We are told that "the foundation's strategy emphasizes rebuilding a general, nonspecialist, and, crucially, nonacademic audience for poetry." The assumption everyone involved in this project seems to share is that at one time poetry did have a "broader readership" that contemporary poets for some reason renounced and that the self-appointed saviors of the Poetry Foundation will now reclaim. But when was this "golden age" that Wiman in particular speaks of? Certainly not in my lifetime. The greatest American poets of the twentieth century are, arguably, Wallace Stevens and T.S. Eliot, both of whom published in Poetry. How much influence did they have on "the mainstream of American culture"? They profoundly influenced those who take literature seriously, but what impact did their work have on "general, nonspecialist" readers? Even now, what would such readers make of "The Idea of Order at Key West" or "Four Quartets"? They would be as incomprehensible to them as the most elusive lines of John Ashbery or the most resolutely nonreferential L=A=N=G=U=A=G=E poems.
What is a "specialist" reader? Someone who reads poetry? What's a "nonspecialist" reader? Someone who can take it or leave it? Why would poets want to appeal to such a reader?

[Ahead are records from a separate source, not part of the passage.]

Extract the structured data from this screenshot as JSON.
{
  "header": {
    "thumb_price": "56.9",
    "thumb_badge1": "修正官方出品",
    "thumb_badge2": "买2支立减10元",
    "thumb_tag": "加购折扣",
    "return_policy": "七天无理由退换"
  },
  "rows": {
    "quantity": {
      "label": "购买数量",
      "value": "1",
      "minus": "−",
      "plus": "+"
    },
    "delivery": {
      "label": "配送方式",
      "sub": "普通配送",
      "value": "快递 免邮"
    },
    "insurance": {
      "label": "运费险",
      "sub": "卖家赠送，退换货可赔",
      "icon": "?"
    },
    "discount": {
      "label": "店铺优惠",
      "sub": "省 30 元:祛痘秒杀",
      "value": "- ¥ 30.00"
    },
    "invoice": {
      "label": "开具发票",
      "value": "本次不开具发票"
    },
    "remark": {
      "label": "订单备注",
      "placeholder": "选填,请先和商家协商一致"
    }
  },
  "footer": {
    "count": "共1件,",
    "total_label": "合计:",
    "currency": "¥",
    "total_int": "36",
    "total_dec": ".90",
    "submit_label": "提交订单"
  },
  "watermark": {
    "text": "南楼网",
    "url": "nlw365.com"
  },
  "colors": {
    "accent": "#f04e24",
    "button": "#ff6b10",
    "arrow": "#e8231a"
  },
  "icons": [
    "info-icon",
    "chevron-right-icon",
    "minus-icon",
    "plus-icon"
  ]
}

James Longenbach has it right. People like Christian Wiman and John Barr and Dana Gioia are invested in the notion that poetry is "good for us." It's this "good" they're interested in spreading around along with their money, not poetry itself. Longenbach says further: ''Poets can do without much money. . .and that's a good thing. . . . Poets have much more aesthetic freedom precisely because nobody cares how or what they write. That freedom is priceless." I agree. And American fiction might benefit if more fiction writers took this idea seriously as well.